**WORK ORDER:** Go over the entries and report the lines where the word "text" occurs.

### RECORDS SUPPLIED

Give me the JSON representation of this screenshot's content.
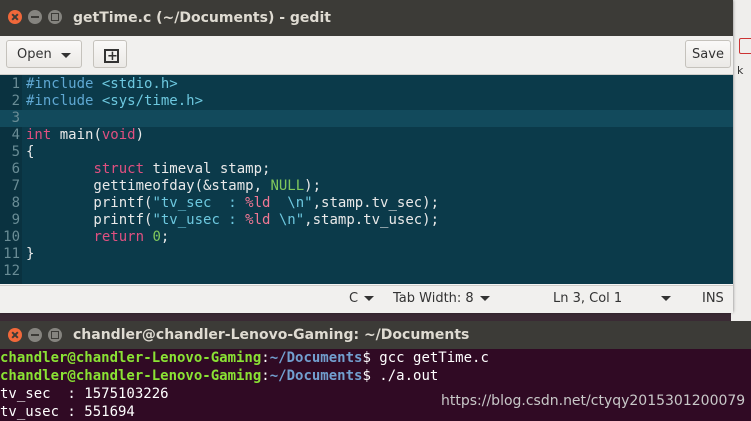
{
  "gedit": {
    "title": "getTime.c (~/Documents) - gedit",
    "open_label": "Open",
    "save_label": "Save"
  },
  "code_lines": [
    {
      "n": "1",
      "parts": [
        [
          "pp",
          "#include "
        ],
        [
          "str",
          "<stdio.h>"
        ]
      ]
    },
    {
      "n": "2",
      "parts": [
        [
          "pp",
          "#include "
        ],
        [
          "str",
          "<sys/time.h>"
        ]
      ]
    },
    {
      "n": "3",
      "parts": []
    },
    {
      "n": "4",
      "parts": [
        [
          "kw",
          "int"
        ],
        [
          "t",
          " main("
        ],
        [
          "kw",
          "void"
        ],
        [
          "t",
          ")"
        ]
      ]
    },
    {
      "n": "5",
      "parts": [
        [
          "t",
          "{"
        ]
      ]
    },
    {
      "n": "6",
      "parts": [
        [
          "t",
          "        "
        ],
        [
          "kw",
          "struct"
        ],
        [
          "t",
          " timeval stamp;"
        ]
      ]
    },
    {
      "n": "7",
      "parts": [
        [
          "t",
          "        gettimeofday(&stamp, "
        ],
        [
          "num",
          "NULL"
        ],
        [
          "t",
          ");"
        ]
      ]
    },
    {
      "n": "8",
      "parts": [
        [
          "t",
          "        printf("
        ],
        [
          "str",
          "\"tv_sec  : "
        ],
        [
          "fmt",
          "%ld"
        ],
        [
          "str",
          "  \\n\""
        ],
        [
          "t",
          ",stamp.tv_sec);"
        ]
      ]
    },
    {
      "n": "9",
      "parts": [
        [
          "t",
          "        printf("
        ],
        [
          "str",
          "\"tv_usec : "
        ],
        [
          "fmt",
          "%ld"
        ],
        [
          "str",
          " \\n\""
        ],
        [
          "t",
          ",stamp.tv_usec);"
        ]
      ]
    },
    {
      "n": "10",
      "parts": [
        [
          "t",
          "        "
        ],
        [
          "kw",
          "return"
        ],
        [
          "t",
          " "
        ],
        [
          "num",
          "0"
        ],
        [
          "t",
          ";"
        ]
      ]
    },
    {
      "n": "11",
      "parts": [
        [
          "t",
          "}"
        ]
      ]
    },
    {
      "n": "12",
      "parts": []
    }
  ],
  "current_line": 2,
  "statusbar": {
    "language": "C",
    "tab_width": "Tab Width: 8",
    "position": "Ln 3, Col 1",
    "mode": "INS"
  },
  "terminal": {
    "title": "chandler@chandler-Lenovo-Gaming: ~/Documents",
    "lines": [
      {
        "user": "chandler@chandler-Lenovo-Gaming",
        "sep": ":",
        "path": "~/Documents",
        "cmd": "$ gcc getTime.c"
      },
      {
        "user": "chandler@chandler-Lenovo-Gaming",
        "sep": ":",
        "path": "~/Documents",
        "cmd": "$ ./a.out"
      },
      {
        "text": "tv_sec  : 1575103226"
      },
      {
        "text": "tv_usec : 551694"
      }
    ]
  },
  "watermark": "https://blog.csdn.net/ctyqy2015301200079",
  "background_fragment": "k"
}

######

**TASK ANSWER:**
        "text": "tv_sec  : 1575103226"
        "text": "tv_usec : 551694"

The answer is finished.